The reality is that the Mayo Clinic is one of the world’s most admired institutions. It has been a loyal and generous organization creating goodwill in Minnesota for over 150 years. It’s the largest private employer in the state. And although it would make more sense logistically for Mayo to relocate to to a major city to realize its plans for growth, Mayo chose to grow in Rochester.
What did Mayo receive in return for its unselfish loyalty? Let’s just say it wasn’t the open arms and checkbook reception that the “secret” biotech company got from the legislature and governor.
Mayo proposed a fair, but complicated, plan that redirected a small portion of Mayo-generated taxes back to the City of Rochester so that public infrastructure could be built to keep up with Mayo’s planned growth. The Minnesota Legislature quickly discarded Mayo’s plan and immediately started making demands. The politicians didn’t want any Mayo staff on the board that would distribute funds, it wanted more state control, more local taxes, the plan must be included in omnibus bill, etc. The tone of the debate even got so low that some legislators resorted to insults calling Rochester boring. Really? What has Mayo done to deserve such ill will?

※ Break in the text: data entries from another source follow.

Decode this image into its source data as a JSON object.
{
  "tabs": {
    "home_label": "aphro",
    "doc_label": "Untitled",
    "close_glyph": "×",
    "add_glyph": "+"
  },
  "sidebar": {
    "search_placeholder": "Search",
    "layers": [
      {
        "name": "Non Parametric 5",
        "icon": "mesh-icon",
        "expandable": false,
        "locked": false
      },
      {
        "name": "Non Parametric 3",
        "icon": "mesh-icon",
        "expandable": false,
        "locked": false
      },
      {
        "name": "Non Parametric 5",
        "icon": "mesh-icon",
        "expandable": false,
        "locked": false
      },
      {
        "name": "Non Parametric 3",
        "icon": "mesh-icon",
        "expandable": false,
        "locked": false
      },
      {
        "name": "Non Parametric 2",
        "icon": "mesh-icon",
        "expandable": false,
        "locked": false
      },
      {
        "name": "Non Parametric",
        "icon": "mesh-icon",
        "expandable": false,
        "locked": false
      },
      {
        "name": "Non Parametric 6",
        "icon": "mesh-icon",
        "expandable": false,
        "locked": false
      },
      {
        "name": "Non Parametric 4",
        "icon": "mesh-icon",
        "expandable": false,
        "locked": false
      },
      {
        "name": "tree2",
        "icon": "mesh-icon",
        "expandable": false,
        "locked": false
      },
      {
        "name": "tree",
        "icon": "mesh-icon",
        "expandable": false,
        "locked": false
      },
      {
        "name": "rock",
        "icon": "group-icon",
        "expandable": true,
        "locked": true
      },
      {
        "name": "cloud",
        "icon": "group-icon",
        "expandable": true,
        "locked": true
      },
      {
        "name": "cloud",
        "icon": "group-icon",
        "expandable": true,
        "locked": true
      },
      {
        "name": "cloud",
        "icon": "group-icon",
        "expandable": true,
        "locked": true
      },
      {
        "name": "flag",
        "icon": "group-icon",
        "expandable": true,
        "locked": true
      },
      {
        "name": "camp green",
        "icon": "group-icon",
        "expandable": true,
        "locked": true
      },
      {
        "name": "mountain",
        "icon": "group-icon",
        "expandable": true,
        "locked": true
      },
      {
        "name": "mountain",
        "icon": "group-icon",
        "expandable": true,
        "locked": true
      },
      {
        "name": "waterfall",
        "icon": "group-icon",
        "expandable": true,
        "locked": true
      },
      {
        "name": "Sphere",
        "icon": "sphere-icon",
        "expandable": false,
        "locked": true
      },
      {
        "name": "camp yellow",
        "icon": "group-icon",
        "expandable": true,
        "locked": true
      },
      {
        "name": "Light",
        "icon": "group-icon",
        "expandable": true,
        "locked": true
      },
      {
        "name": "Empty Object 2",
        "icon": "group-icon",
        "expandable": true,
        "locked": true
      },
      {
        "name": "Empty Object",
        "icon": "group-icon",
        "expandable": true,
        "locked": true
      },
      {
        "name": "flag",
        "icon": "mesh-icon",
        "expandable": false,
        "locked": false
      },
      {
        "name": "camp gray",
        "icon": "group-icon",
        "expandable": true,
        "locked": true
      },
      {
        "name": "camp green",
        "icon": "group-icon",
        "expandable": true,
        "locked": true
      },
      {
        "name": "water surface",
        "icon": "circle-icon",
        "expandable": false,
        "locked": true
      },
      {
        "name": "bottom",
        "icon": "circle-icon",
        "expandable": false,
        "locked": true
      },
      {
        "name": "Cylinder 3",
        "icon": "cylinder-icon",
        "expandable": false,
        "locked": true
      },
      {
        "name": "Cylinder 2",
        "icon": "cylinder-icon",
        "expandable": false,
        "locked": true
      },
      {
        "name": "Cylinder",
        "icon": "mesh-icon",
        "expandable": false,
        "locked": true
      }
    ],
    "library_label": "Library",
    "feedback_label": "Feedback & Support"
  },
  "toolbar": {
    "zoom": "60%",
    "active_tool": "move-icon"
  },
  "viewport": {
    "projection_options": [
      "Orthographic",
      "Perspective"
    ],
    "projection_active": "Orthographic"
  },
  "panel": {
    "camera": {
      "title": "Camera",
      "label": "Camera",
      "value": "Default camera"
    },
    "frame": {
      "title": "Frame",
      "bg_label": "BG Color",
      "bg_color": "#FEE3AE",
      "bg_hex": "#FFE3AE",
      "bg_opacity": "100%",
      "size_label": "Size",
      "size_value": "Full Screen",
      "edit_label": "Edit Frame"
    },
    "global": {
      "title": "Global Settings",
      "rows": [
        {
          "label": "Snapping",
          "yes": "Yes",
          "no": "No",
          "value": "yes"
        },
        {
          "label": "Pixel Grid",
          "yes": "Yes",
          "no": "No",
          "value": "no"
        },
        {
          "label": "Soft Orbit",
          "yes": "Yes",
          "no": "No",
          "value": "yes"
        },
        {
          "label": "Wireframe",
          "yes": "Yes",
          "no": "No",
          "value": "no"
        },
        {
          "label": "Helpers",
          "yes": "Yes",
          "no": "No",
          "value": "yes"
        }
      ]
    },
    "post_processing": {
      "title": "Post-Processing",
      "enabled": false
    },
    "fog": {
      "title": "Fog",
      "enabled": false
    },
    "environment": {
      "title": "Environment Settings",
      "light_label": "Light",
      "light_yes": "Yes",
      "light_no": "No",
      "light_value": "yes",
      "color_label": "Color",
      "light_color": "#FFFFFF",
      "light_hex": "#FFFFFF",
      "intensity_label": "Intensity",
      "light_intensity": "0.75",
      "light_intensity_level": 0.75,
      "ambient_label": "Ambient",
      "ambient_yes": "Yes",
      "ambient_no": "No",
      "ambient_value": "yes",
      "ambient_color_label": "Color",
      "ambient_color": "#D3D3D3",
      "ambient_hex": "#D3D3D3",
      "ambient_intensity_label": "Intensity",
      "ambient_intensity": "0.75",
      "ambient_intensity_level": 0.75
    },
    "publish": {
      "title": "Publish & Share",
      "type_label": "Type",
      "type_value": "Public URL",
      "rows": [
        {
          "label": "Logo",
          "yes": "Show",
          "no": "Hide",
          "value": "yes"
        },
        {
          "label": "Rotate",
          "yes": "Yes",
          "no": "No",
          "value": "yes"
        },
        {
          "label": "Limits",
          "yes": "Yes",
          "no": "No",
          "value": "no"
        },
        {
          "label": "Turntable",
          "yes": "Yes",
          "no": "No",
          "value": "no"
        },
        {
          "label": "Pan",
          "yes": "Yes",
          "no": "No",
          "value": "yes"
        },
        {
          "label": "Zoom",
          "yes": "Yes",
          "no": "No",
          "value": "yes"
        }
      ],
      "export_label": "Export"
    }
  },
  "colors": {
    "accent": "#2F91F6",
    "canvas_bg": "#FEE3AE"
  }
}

In typical Mayo fashion, The Clinic’s response to this unwarranted contempt has been very restrained. Despite being treated by the legislature like a stray dog begging for scraps, Mayo has taken the high road and has persevered in trying to work out a reasonable DMC plan.
This aggressive approach by the legislature is not only unmerited, but in the long run, very dangerous. The reality is that Mayo holds the ultimate trump card. If the legislature decides to throw Mayo table scraps, Mayo may just reject the deal and move out of state. That’s not a threat, it’s a reality. A reality the legislature isn’t properly factoring into its rancorous negotiating and posturing.
If, and when, Mayo states its intention to start growing at one of its other campuses, the legislators will be tripping over each other in trying to find ways to incentivize Mayo to stay in Minnesota. But will it be too late?
Check out their Facebook page. Let me know if you have been there and what you think.
I went to Tilly’s Tavern a couple Fridays ago and had the best fried fish of my life.
The other day I was taking a “short cut” through AMPI’s parking lot when I noticed a sign for their company store. I decided to take a look at what they had to offer. The store is about the size of a walk in closet, but what it lacks in size it makes up for with value. I bought a piece of the Extra Sharp Cheddar for a little over $3, and I was very pleased with it.
Check it out and post a comment with your thoughts.
Today I saw a sign announcing that a new Think Bank is being built on the site of the former Mugby Junction site on Greenview Dr. SW. This new location is less than a mile away from the current Think Bank on the other end of Greenview Dr. SW. Is Think closing the existing location, or are they planning on having two banks within walking distance?
Why do they need so many locations anyway? I, and I assume most people, do the vast majority of my banking online. I think building more physical bank locations in the online era is a waste of money.